Isis Semaj-Hall is a decolonial feminist, cultural analyst, and bad gyal Ph.D. Her curiosity is piqued at the intersection of art and politics. Shaped by her Jamaican childhood and New York adolescence, she has been known to write on sound studies and remix theory, Rihanna, Protoje, Edwidge Danticat, Marlon James, dub, and dancehall. Semaj-Hall is co-founder and editor of the Pree: Caribbean Writing magazine, author of the “write pon di riddim” blog, and she lectures in Caribbean writing, reggae poetry, and popular culture at the University of the West Indies, Mona.

"Isis Semaj-Hall 'From Chanting Down to Louding Out: Gendered Versioning in ‘Equal Rights’'"
For forty years the pairing of “equal rights” and “Jamaica” was synonymous with Peter Tosh and human rights until female dancehall deejay Ishawna released her version of “Equal Rights” in April of 2017. Yes, Peter Tosh introduced an instant
classic in 1977 when he voiced: “Everyone is crying out for peace, yes/ None is crying out for justice.” And his song became a rallying cry for all sufferers in his home country of Jamaica and across the globe. Titled “Equal Rights,” Tosh’s song captured the masculine sound of reggae with his pained baritone voice moaning steadily over a familiar groove.
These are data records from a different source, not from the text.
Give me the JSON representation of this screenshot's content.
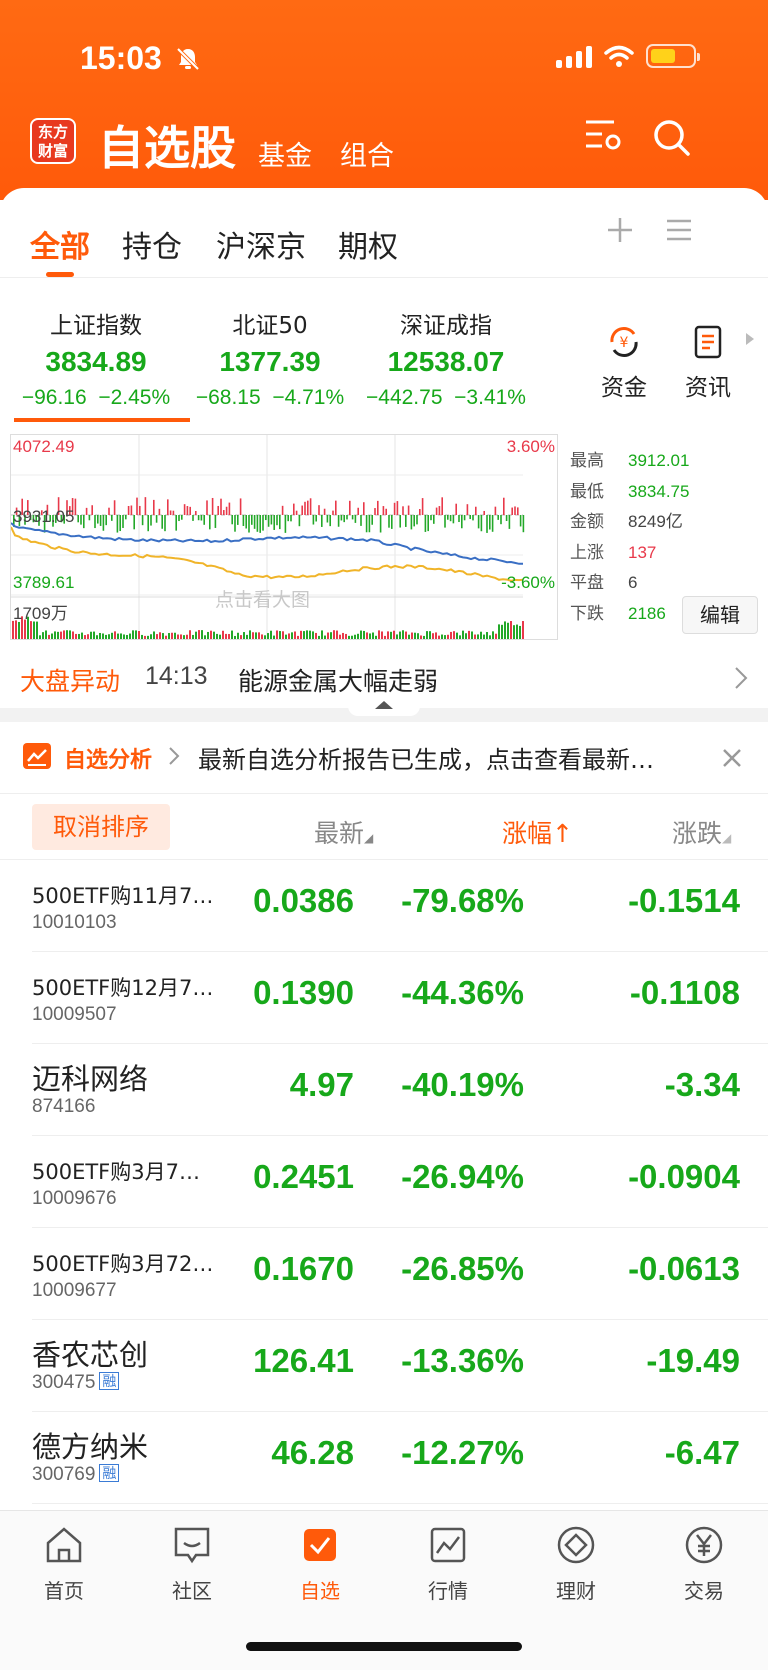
{
  "status_bar": {
    "time": "15:03"
  },
  "header": {
    "logo_text": "东方财富",
    "title": "自选股",
    "tabs": [
      "基金",
      "组合"
    ]
  },
  "tabs": [
    "全部",
    "持仓",
    "沪深京",
    "期权"
  ],
  "indices": [
    {
      "name": "上证指数",
      "price": "3834.89",
      "change": "−96.16",
      "pct": "−2.45%"
    },
    {
      "name": "北证50",
      "price": "1377.39",
      "change": "−68.15",
      "pct": "−4.71%"
    },
    {
      "name": "深证成指",
      "price": "12538.07",
      "change": "−442.75",
      "pct": "−3.41%"
    }
  ],
  "quick_buttons": [
    "资金",
    "资讯"
  ],
  "chart": {
    "high_label": "4072.49",
    "high_pct": "3.60%",
    "mid_label": "3931.05",
    "low_label": "3789.61",
    "low_pct": "-3.60%",
    "volume_label": "1709万",
    "watermark": "点击看大图",
    "colors": {
      "up": "#e8394a",
      "down": "#23a829",
      "index_line": "#3a6fc4",
      "avg_line": "#f0b429"
    }
  },
  "stats": [
    {
      "k": "最高",
      "v": "3912.01",
      "color": "#17a81a"
    },
    {
      "k": "最低",
      "v": "3834.75",
      "color": "#17a81a"
    },
    {
      "k": "金额",
      "v": "8249亿",
      "color": "#444444"
    },
    {
      "k": "上涨",
      "v": "137",
      "color": "#e8394a"
    },
    {
      "k": "平盘",
      "v": "6",
      "color": "#444444"
    },
    {
      "k": "下跌",
      "v": "2186",
      "color": "#17a81a"
    }
  ],
  "edit_label": "编辑",
  "alert": {
    "title": "大盘异动",
    "time": "14:13",
    "text": "能源金属大幅走弱"
  },
  "banner": {
    "title": "自选分析",
    "text": "最新自选分析报告已生成，点击查看最新…"
  },
  "sort_bar": {
    "cancel": "取消排序",
    "col_latest": "最新",
    "col_pct": "涨幅↑",
    "col_chg": "涨跌"
  },
  "stocks": [
    {
      "name": "500ETF购11月7…",
      "code": "10010103",
      "price": "0.0386",
      "pct": "-79.68%",
      "chg": "-0.1514",
      "big": false,
      "rong": false
    },
    {
      "name": "500ETF购12月7…",
      "code": "10009507",
      "price": "0.1390",
      "pct": "-44.36%",
      "chg": "-0.1108",
      "big": false,
      "rong": false
    },
    {
      "name": "迈科网络",
      "code": "874166",
      "price": "4.97",
      "pct": "-40.19%",
      "chg": "-3.34",
      "big": true,
      "rong": false
    },
    {
      "name": "500ETF购3月7…",
      "code": "10009676",
      "price": "0.2451",
      "pct": "-26.94%",
      "chg": "-0.0904",
      "big": false,
      "rong": false
    },
    {
      "name": "500ETF购3月72…",
      "code": "10009677",
      "price": "0.1670",
      "pct": "-26.85%",
      "chg": "-0.0613",
      "big": false,
      "rong": false
    },
    {
      "name": "香农芯创",
      "code": "300475",
      "price": "126.41",
      "pct": "-13.36%",
      "chg": "-19.49",
      "big": true,
      "rong": true
    },
    {
      "name": "德方纳米",
      "code": "300769",
      "price": "46.28",
      "pct": "-12.27%",
      "chg": "-6.47",
      "big": true,
      "rong": true
    }
  ],
  "rong_label": "融",
  "bottom_nav": [
    "首页",
    "社区",
    "自选",
    "行情",
    "理财",
    "交易"
  ]
}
But then in Spring 2017, voicing over a familiar rhythm, Ishawna rallied the dancehall against her as she sang-out for a woman’s right to receive oral sex and, curiously, she also spoke up for men’s should-be freedom to offer oral sex to a woman.
Ishawna’s song became instantly infamous as it was regarded by Jamaica’s male listenership and Jamaica’s male dancehall artistes as a song championing sexual behavior that is regarded as socially “taboo” and “disgusting” in Jamaica. Given the timing of Ishawna’s release on the heels of the Tambourine Army’s “louding out” of rapists, this paper looks at how the lyrics of Ishawna’s “Equal Rights” penetrates the dancehall space in a particularly gendered way. And listening to the rhythm behind her “Equal Rights,” this paper considers how Ishawna effectively, though problematically, re-locates Ed Sheeran’s electronically created “tropical house”/ Afro-beat/ TLC-sampled rhythm into a Jamaican dancehall space. Because of the ways in which Ishawna’s “Equal Rights” record has exposed the gender injustice and selective humanitarianism at work in Peter Tosh’s classic and in Jamaica overall, I argue that female dancehall artiste Ishawna presently has identified the possibility of a new, gendered threat to Jamaica’s colonial legacy that may be more dangerous than reggae’s male Rastafarian singers.